In a new report on the state of U.S. broadband adoption by the GAO, the government agency said that getting people to adopt is not so much a problem of access, but rather, it’s about other factors instead.
Broadband infrastructure has been widely deployed in developed countries, but broadband adoption rates are more variable because of cost and other factors. In 27 of the 30 OECD countries, including the United States, broadband has been deployed to 90 percent or more of households, regardless of differences in demographic and geographic factors, while broadband adoption rates are affected by factors such as population, cost, and computer ownership. In the United States, which ranks 15th for both deployment and adoption, broadband has been deployed to 95 percent of households, with 26.4 subscribers per 100 inhabitants—above the OECD average of 23.3. (emphasis added)
Why is this important?
The numbers tell a different story than the dire portrait painted by Obama administration officials, who have argued the U.S. is lagging other developed nations significantly when it comes to broadband deployment. But the report notes the U.S. actually stacks up well on availability even when compared to global broadband leaders like Portugal and Denmark, which have much smaller service areas to cover. America’s larger population means those rates are also harder to increase than in the smaller countries.
Indeed it does.
This should put yet another speed bump of caution in front of the FCC and its Chairman, Julius Genachowski. It should also serve as a potent reminder to the special interests, such as the Free Press and Public Knowledge, that getting Americans online is a many-faceted puzzle – one which can’t simply be solved through blunt imposition of 19th Century, Net Neutrality regulation by power-hungry regulators.
Growing the Internet is an important policy goal. Yet, this has been accomplished primarily through market forces and the advance of technology. Largely absent from this equation has been government regulation. Thankfully.
Government policy should promote what has succeeded, and then work in the margins to boost adoption rates among those who have chosen not to, or cannot, connect to the Internet. From there, policymakers should have faith that the workings the marketplace, technological innovation, consumer education, brand reputation management, industry best practices, and current enforcement tools will help to ensure that Americans have the all Internet choices they need and desire.

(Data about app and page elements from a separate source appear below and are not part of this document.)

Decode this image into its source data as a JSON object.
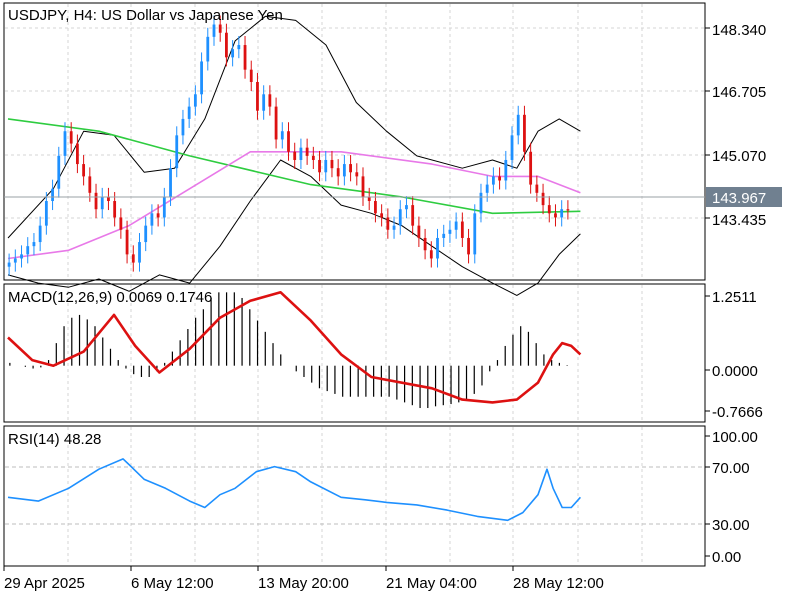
{
  "main_panel": {
    "title": "USDJPY, H4:  US Dollar vs Japanese Yen",
    "price_ticks": [
      "148.340",
      "146.705",
      "145.070",
      "143.435"
    ],
    "current_price": "143.967",
    "ylim": [
      142.3,
      149.0
    ]
  },
  "macd_panel": {
    "label": "MACD(12,26,9) 0.0069 0.1746",
    "ticks": [
      "1.2511",
      "0.0000",
      "-0.7666"
    ],
    "ylim": [
      -0.98,
      1.43
    ]
  },
  "rsi_panel": {
    "label": "RSI(14) 48.28",
    "ticks": [
      "100.00",
      "70.00",
      "30.00",
      "0.00"
    ],
    "ylim": [
      -5,
      103
    ]
  },
  "x_axis": {
    "labels": [
      "29 Apr 2025",
      "6 May 12:00",
      "13 May 20:00",
      "21 May 04:00",
      "28 May 12:00"
    ]
  },
  "colors": {
    "bull": "#1e90ff",
    "bear": "#dd1111",
    "ma_slow": "#2ecc40",
    "ma_fast": "#e879e8",
    "bands": "#000000",
    "macd_signal": "#dd1111",
    "macd_hist": "#000000",
    "rsi": "#1e90ff",
    "price_label_bg": "#708090"
  },
  "chart_data": [
    {
      "type": "candlestick",
      "title": "USDJPY, H4:  US Dollar vs Japanese Yen",
      "ylim": [
        142.3,
        149.0
      ],
      "close": [
        142.7,
        142.8,
        142.9,
        143.1,
        143.2,
        143.6,
        144.2,
        144.5,
        145.3,
        145.9,
        145.6,
        145.1,
        144.8,
        144.4,
        144.0,
        144.3,
        144.2,
        143.8,
        143.5,
        142.9,
        142.7,
        143.2,
        143.6,
        143.9,
        143.8,
        144.3,
        145.0,
        145.8,
        146.2,
        146.5,
        146.8,
        147.6,
        148.2,
        148.5,
        148.3,
        147.7,
        147.9,
        148.0,
        147.4,
        147.1,
        146.4,
        146.8,
        146.5,
        145.7,
        145.9,
        145.4,
        145.2,
        145.5,
        145.3,
        145.2,
        144.9,
        145.2,
        145.0,
        144.8,
        145.1,
        144.9,
        144.8,
        144.3,
        144.2,
        143.9,
        143.8,
        143.5,
        143.6,
        144.0,
        144.1,
        143.6,
        143.3,
        143.0,
        142.8,
        143.3,
        143.4,
        143.5,
        143.7,
        143.3,
        142.9,
        143.9,
        144.4,
        144.6,
        144.8,
        144.7,
        145.2,
        145.8,
        146.3,
        145.4,
        144.6,
        144.4,
        144.1,
        143.9,
        143.8,
        144.0,
        143.97
      ],
      "ma_slow_points": [
        [
          0,
          146.2
        ],
        [
          30,
          145.9
        ],
        [
          60,
          145.3
        ],
        [
          100,
          144.6
        ],
        [
          130,
          144.3
        ],
        [
          160,
          143.9
        ],
        [
          189,
          143.95
        ]
      ],
      "ma_fast_points": [
        [
          0,
          142.8
        ],
        [
          20,
          143.0
        ],
        [
          40,
          143.6
        ],
        [
          60,
          144.5
        ],
        [
          80,
          145.4
        ],
        [
          110,
          145.4
        ],
        [
          140,
          145.1
        ],
        [
          160,
          144.8
        ],
        [
          175,
          144.8
        ],
        [
          189,
          144.4
        ]
      ],
      "bb_upper_points": [
        [
          0,
          143.3
        ],
        [
          15,
          144.5
        ],
        [
          25,
          145.9
        ],
        [
          35,
          145.8
        ],
        [
          45,
          144.9
        ],
        [
          55,
          145.0
        ],
        [
          65,
          146.2
        ],
        [
          75,
          148.1
        ],
        [
          85,
          148.7
        ],
        [
          95,
          148.6
        ],
        [
          105,
          148.0
        ],
        [
          115,
          146.6
        ],
        [
          125,
          145.9
        ],
        [
          135,
          145.3
        ],
        [
          150,
          145.0
        ],
        [
          160,
          145.2
        ],
        [
          168,
          145.0
        ],
        [
          175,
          145.9
        ],
        [
          182,
          146.2
        ],
        [
          189,
          145.9
        ]
      ],
      "bb_lower_points": [
        [
          0,
          142.4
        ],
        [
          10,
          142.2
        ],
        [
          20,
          142.1
        ],
        [
          30,
          142.3
        ],
        [
          40,
          142.0
        ],
        [
          50,
          142.4
        ],
        [
          60,
          142.2
        ],
        [
          70,
          143.1
        ],
        [
          80,
          144.2
        ],
        [
          90,
          145.2
        ],
        [
          100,
          144.8
        ],
        [
          110,
          144.1
        ],
        [
          120,
          143.9
        ],
        [
          130,
          143.6
        ],
        [
          140,
          143.1
        ],
        [
          150,
          142.6
        ],
        [
          160,
          142.2
        ],
        [
          168,
          141.9
        ],
        [
          175,
          142.2
        ],
        [
          182,
          142.9
        ],
        [
          189,
          143.4
        ]
      ]
    },
    {
      "type": "bar",
      "title": "MACD(12,26,9) 0.0069 0.1746",
      "ylim": [
        -0.98,
        1.43
      ],
      "histogram": [
        0.05,
        0.0,
        -0.02,
        -0.05,
        -0.03,
        0.1,
        0.4,
        0.7,
        0.85,
        0.9,
        0.82,
        0.7,
        0.5,
        0.3,
        0.1,
        -0.05,
        -0.15,
        -0.2,
        -0.2,
        -0.1,
        0.05,
        0.25,
        0.45,
        0.65,
        0.85,
        1.0,
        1.2,
        1.3,
        1.3,
        1.3,
        1.2,
        1.0,
        0.8,
        0.6,
        0.4,
        0.2,
        0.0,
        -0.1,
        -0.2,
        -0.3,
        -0.4,
        -0.45,
        -0.5,
        -0.55,
        -0.55,
        -0.55,
        -0.55,
        -0.55,
        -0.55,
        -0.55,
        -0.6,
        -0.65,
        -0.7,
        -0.75,
        -0.75,
        -0.72,
        -0.7,
        -0.68,
        -0.65,
        -0.6,
        -0.5,
        -0.35,
        -0.1,
        0.1,
        0.35,
        0.55,
        0.7,
        0.6,
        0.4,
        0.2,
        0.1,
        0.05,
        0.01
      ],
      "signal_points": [
        [
          0,
          0.5
        ],
        [
          8,
          0.1
        ],
        [
          15,
          0.0
        ],
        [
          25,
          0.25
        ],
        [
          35,
          0.9
        ],
        [
          42,
          0.35
        ],
        [
          50,
          -0.12
        ],
        [
          60,
          0.3
        ],
        [
          70,
          0.85
        ],
        [
          80,
          1.15
        ],
        [
          90,
          1.3
        ],
        [
          100,
          0.8
        ],
        [
          110,
          0.2
        ],
        [
          120,
          -0.2
        ],
        [
          140,
          -0.4
        ],
        [
          150,
          -0.6
        ],
        [
          160,
          -0.65
        ],
        [
          168,
          -0.6
        ],
        [
          175,
          -0.3
        ],
        [
          180,
          0.2
        ],
        [
          183,
          0.4
        ],
        [
          186,
          0.35
        ],
        [
          189,
          0.2
        ]
      ]
    },
    {
      "type": "line",
      "title": "RSI(14) 48.28",
      "ylim": [
        -5,
        103
      ],
      "levels": [
        70,
        30
      ],
      "rsi_points": [
        [
          0,
          48
        ],
        [
          10,
          45
        ],
        [
          20,
          55
        ],
        [
          30,
          70
        ],
        [
          38,
          78
        ],
        [
          45,
          62
        ],
        [
          52,
          55
        ],
        [
          60,
          45
        ],
        [
          65,
          40
        ],
        [
          70,
          50
        ],
        [
          75,
          55
        ],
        [
          82,
          68
        ],
        [
          88,
          72
        ],
        [
          95,
          68
        ],
        [
          100,
          60
        ],
        [
          110,
          48
        ],
        [
          118,
          46
        ],
        [
          125,
          44
        ],
        [
          135,
          42
        ],
        [
          145,
          38
        ],
        [
          155,
          33
        ],
        [
          165,
          30
        ],
        [
          170,
          36
        ],
        [
          175,
          50
        ],
        [
          178,
          70
        ],
        [
          180,
          55
        ],
        [
          183,
          40
        ],
        [
          186,
          40
        ],
        [
          189,
          48
        ]
      ]
    }
  ]
}
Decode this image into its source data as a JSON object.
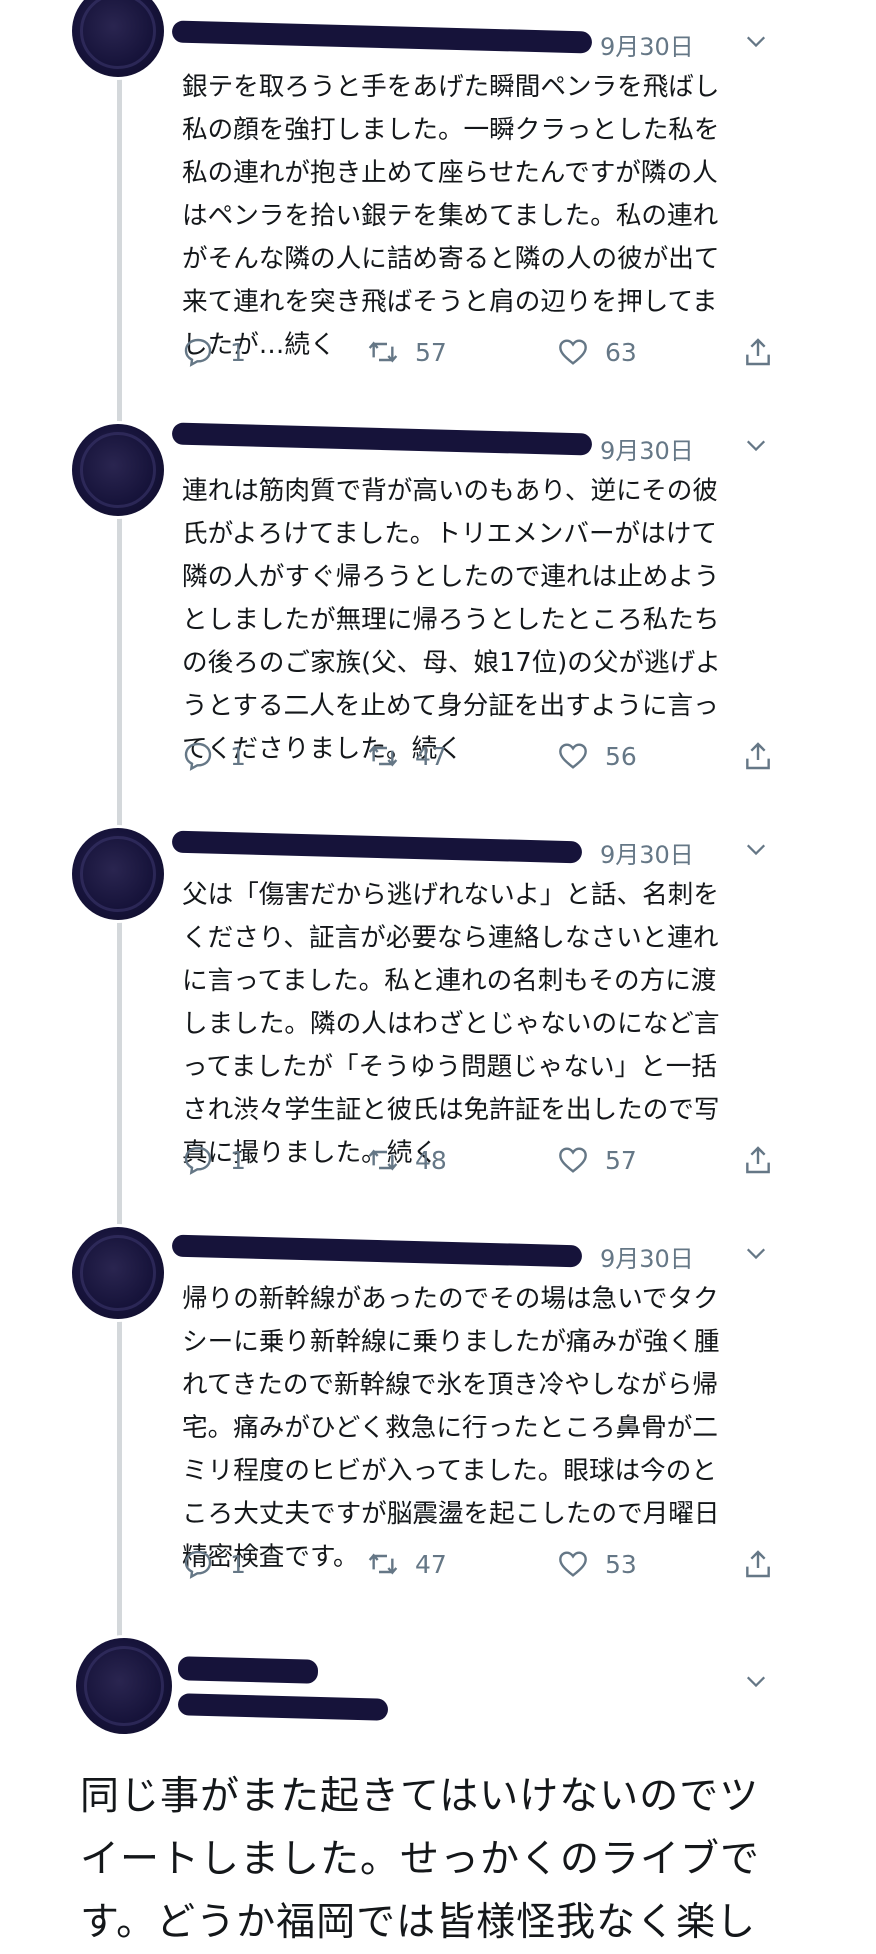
{
  "tweets": [
    {
      "date": "9月30日",
      "text": "銀テを取ろうと手をあげた瞬間ペンラを飛ばし\n私の顔を強打しました。一瞬クラっとした私を\n私の連れが抱き止めて座らせたんですが隣の人\nはペンラを拾い銀テを集めてました。私の連れ\nがそんな隣の人に詰め寄ると隣の人の彼が出て\n来て連れを突き飛ばそうと肩の辺りを押してま\nしたが…続く",
      "replies": "1",
      "retweets": "57",
      "likes": "63"
    },
    {
      "date": "9月30日",
      "text": "連れは筋肉質で背が高いのもあり、逆にその彼\n氏がよろけてました。トリエメンバーがはけて\n隣の人がすぐ帰ろうとしたので連れは止めよう\nとしましたが無理に帰ろうとしたところ私たち\nの後ろのご家族(父、母、娘17位)の父が逃げよ\nうとする二人を止めて身分証を出すように言っ\nてくださりました。続く",
      "replies": "1",
      "retweets": "47",
      "likes": "56"
    },
    {
      "date": "9月30日",
      "text": "父は「傷害だから逃げれないよ」と話、名刺を\nくださり、証言が必要なら連絡しなさいと連れ\nに言ってました。私と連れの名刺もその方に渡\nしました。隣の人はわざとじゃないのになど言\nってましたが「そうゆう問題じゃない」と一括\nされ渋々学生証と彼氏は免許証を出したので写\n真に撮りました。続く",
      "replies": "1",
      "retweets": "48",
      "likes": "57"
    },
    {
      "date": "9月30日",
      "text": "帰りの新幹線があったのでその場は急いでタク\nシーに乗り新幹線に乗りましたが痛みが強く腫\nれてきたので新幹線で氷を頂き冷やしながら帰\n宅。痛みがひどく救急に行ったところ鼻骨が二\nミリ程度のヒビが入ってました。眼球は今のと\nころ大丈夫ですが脳震盪を起こしたので月曜日\n精密検査です。",
      "replies": "1",
      "retweets": "47",
      "likes": "53"
    }
  ],
  "main_tweet": {
    "text": "同じ事がまた起きてはいけないのでツ\nイートしました。せっかくのライブで\nす。どうか福岡では皆様怪我なく楽し"
  },
  "icons": {
    "reply": "reply-icon",
    "retweet": "retweet-icon",
    "like": "heart-icon",
    "share": "share-icon",
    "more": "chevron-down-icon"
  },
  "colors": {
    "text": "#14171a",
    "secondary": "#657786",
    "thread_line": "#d4d8db",
    "redaction": "#16133a"
  }
}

Net Neutrality regulations – especially Title II reclassification – would unnecessarily hamper these important dynamics. The GAO study goes a long way to affirm just how effective the marketplace has been in getting Americans online with only a minimum of direct government regulation and interference.